Segment Start: DATA TO PROCESS
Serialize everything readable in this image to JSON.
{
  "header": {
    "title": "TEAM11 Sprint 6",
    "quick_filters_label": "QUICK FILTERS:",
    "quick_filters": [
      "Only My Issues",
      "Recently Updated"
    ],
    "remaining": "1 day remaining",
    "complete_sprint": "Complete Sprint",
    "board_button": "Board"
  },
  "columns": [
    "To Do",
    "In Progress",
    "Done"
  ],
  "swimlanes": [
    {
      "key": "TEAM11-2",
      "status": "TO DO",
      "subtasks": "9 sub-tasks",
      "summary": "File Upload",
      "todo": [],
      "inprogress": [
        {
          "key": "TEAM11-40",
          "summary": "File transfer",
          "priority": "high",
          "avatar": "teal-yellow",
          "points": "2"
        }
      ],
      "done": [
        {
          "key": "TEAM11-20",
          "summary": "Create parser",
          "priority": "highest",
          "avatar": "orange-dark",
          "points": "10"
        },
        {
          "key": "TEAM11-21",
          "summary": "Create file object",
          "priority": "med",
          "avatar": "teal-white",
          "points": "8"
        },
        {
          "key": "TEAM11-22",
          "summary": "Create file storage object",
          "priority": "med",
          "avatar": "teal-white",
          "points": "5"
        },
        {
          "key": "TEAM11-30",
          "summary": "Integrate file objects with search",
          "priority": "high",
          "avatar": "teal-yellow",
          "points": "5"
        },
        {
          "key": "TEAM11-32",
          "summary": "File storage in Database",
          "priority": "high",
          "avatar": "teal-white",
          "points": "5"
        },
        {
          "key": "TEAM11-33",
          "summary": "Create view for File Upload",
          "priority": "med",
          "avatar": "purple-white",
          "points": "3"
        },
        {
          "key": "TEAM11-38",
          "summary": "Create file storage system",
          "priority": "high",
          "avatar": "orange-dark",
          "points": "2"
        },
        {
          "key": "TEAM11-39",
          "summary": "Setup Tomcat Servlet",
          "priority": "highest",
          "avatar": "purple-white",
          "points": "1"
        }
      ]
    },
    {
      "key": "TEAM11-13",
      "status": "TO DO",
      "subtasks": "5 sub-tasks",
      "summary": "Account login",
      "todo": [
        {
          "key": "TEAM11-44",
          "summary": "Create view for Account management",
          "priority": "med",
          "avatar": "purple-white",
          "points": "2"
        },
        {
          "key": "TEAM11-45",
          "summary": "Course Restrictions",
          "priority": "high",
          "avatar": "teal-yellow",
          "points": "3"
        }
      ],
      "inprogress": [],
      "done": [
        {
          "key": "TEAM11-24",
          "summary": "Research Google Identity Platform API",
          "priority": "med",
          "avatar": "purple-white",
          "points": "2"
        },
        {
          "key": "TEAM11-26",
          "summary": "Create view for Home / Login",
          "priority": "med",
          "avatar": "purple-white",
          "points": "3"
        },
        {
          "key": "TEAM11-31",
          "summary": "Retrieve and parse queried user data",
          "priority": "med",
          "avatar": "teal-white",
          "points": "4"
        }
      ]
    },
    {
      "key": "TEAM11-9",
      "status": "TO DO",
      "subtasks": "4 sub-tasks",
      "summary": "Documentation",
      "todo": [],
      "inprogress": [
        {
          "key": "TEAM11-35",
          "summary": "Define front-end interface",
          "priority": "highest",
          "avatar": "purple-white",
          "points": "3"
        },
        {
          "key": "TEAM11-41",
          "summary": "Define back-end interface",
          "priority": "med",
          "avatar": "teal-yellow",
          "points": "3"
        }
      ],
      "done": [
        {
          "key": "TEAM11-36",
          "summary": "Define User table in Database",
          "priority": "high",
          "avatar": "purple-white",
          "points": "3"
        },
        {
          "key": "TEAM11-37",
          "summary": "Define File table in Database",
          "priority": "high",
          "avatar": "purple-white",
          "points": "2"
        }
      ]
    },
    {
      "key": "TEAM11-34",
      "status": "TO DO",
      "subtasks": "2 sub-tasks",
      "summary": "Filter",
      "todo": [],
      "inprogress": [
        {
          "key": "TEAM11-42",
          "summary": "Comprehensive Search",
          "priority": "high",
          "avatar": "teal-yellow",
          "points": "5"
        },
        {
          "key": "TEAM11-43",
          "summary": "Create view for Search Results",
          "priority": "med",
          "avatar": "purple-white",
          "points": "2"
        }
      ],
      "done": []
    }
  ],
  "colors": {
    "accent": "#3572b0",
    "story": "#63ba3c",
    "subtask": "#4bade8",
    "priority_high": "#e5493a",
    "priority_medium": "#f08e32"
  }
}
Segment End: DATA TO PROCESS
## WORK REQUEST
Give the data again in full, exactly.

## SOLUTION FOR THIS PROBLEM
Serialize everything readable in this image to JSON.
{
  "header": {
    "title": "TEAM11 Sprint 6",
    "quick_filters_label": "QUICK FILTERS:",
    "quick_filters": [
      "Only My Issues",
      "Recently Updated"
    ],
    "remaining": "1 day remaining",
    "complete_sprint": "Complete Sprint",
    "board_button": "Board"
  },
  "columns": [
    "To Do",
    "In Progress",
    "Done"
  ],
  "swimlanes": [
    {
      "key": "TEAM11-2",
      "status": "TO DO",
      "subtasks": "9 sub-tasks",
      "summary": "File Upload",
      "todo": [],
      "inprogress": [
        {
          "key": "TEAM11-40",
          "summary": "File transfer",
          "priority": "high",
          "avatar": "teal-yellow",
          "points": "2"
        }
      ],
      "done": [
        {
          "key": "TEAM11-20",
          "summary": "Create parser",
          "priority": "highest",
          "avatar": "orange-dark",
          "points": "10"
        },
        {
          "key": "TEAM11-21",
          "summary": "Create file object",
          "priority": "med",
          "avatar": "teal-white",
          "points": "8"
        },
        {
          "key": "TEAM11-22",
          "summary": "Create file storage object",
          "priority": "med",
          "avatar": "teal-white",
          "points": "5"
        },
        {
          "key": "TEAM11-30",
          "summary": "Integrate file objects with search",
          "priority": "high",
          "avatar": "teal-yellow",
          "points": "5"
        },
        {
          "key": "TEAM11-32",
          "summary": "File storage in Database",
          "priority": "high",
          "avatar": "teal-white",
          "points": "5"
        },
        {
          "key": "TEAM11-33",
          "summary": "Create view for File Upload",
          "priority": "med",
          "avatar": "purple-white",
          "points": "3"
        },
        {
          "key": "TEAM11-38",
          "summary": "Create file storage system",
          "priority": "high",
          "avatar": "orange-dark",
          "points": "2"
        },
        {
          "key": "TEAM11-39",
          "summary": "Setup Tomcat Servlet",
          "priority": "highest",
          "avatar": "purple-white",
          "points": "1"
        }
      ]
    },
    {
      "key": "TEAM11-13",
      "status": "TO DO",
      "subtasks": "5 sub-tasks",
      "summary": "Account login",
      "todo": [
        {
          "key": "TEAM11-44",
          "summary": "Create view for Account management",
          "priority": "med",
          "avatar": "purple-white",
          "points": "2"
        },
        {
          "key": "TEAM11-45",
          "summary": "Course Restrictions",
          "priority": "high",
          "avatar": "teal-yellow",
          "points": "3"
        }
      ],
      "inprogress": [],
      "done": [
        {
          "key": "TEAM11-24",
          "summary": "Research Google Identity Platform API",
          "priority": "med",
          "avatar": "purple-white",
          "points": "2"
        },
        {
          "key": "TEAM11-26",
          "summary": "Create view for Home / Login",
          "priority": "med",
          "avatar": "purple-white",
          "points": "3"
        },
        {
          "key": "TEAM11-31",
          "summary": "Retrieve and parse queried user data",
          "priority": "med",
          "avatar": "teal-white",
          "points": "4"
        }
      ]
    },
    {
      "key": "TEAM11-9",
      "status": "TO DO",
      "subtasks": "4 sub-tasks",
      "summary": "Documentation",
      "todo": [],
      "inprogress": [
        {
          "key": "TEAM11-35",
          "summary": "Define front-end interface",
          "priority": "highest",
          "avatar": "purple-white",
          "points": "3"
        },
        {
          "key": "TEAM11-41",
          "summary": "Define back-end interface",
          "priority": "med",
          "avatar": "teal-yellow",
          "points": "3"
        }
      ],
      "done": [
        {
          "key": "TEAM11-36",
          "summary": "Define User table in Database",
          "priority": "high",
          "avatar": "purple-white",
          "points": "3"
        },
        {
          "key": "TEAM11-37",
          "summary": "Define File table in Database",
          "priority": "high",
          "avatar": "purple-white",
          "points": "2"
        }
      ]
    },
    {
      "key": "TEAM11-34",
      "status": "TO DO",
      "subtasks": "2 sub-tasks",
      "summary": "Filter",
      "todo": [],
      "inprogress": [
        {
          "key": "TEAM11-42",
          "summary": "Comprehensive Search",
          "priority": "high",
          "avatar": "teal-yellow",
          "points": "5"
        },
        {
          "key": "TEAM11-43",
          "summary": "Create view for Search Results",
          "priority": "med",
          "avatar": "purple-white",
          "points": "2"
        }
      ],
      "done": []
    }
  ],
  "colors": {
    "accent": "#3572b0",
    "story": "#63ba3c",
    "subtask": "#4bade8",
    "priority_high": "#e5493a",
    "priority_medium": "#f08e32"
  }
}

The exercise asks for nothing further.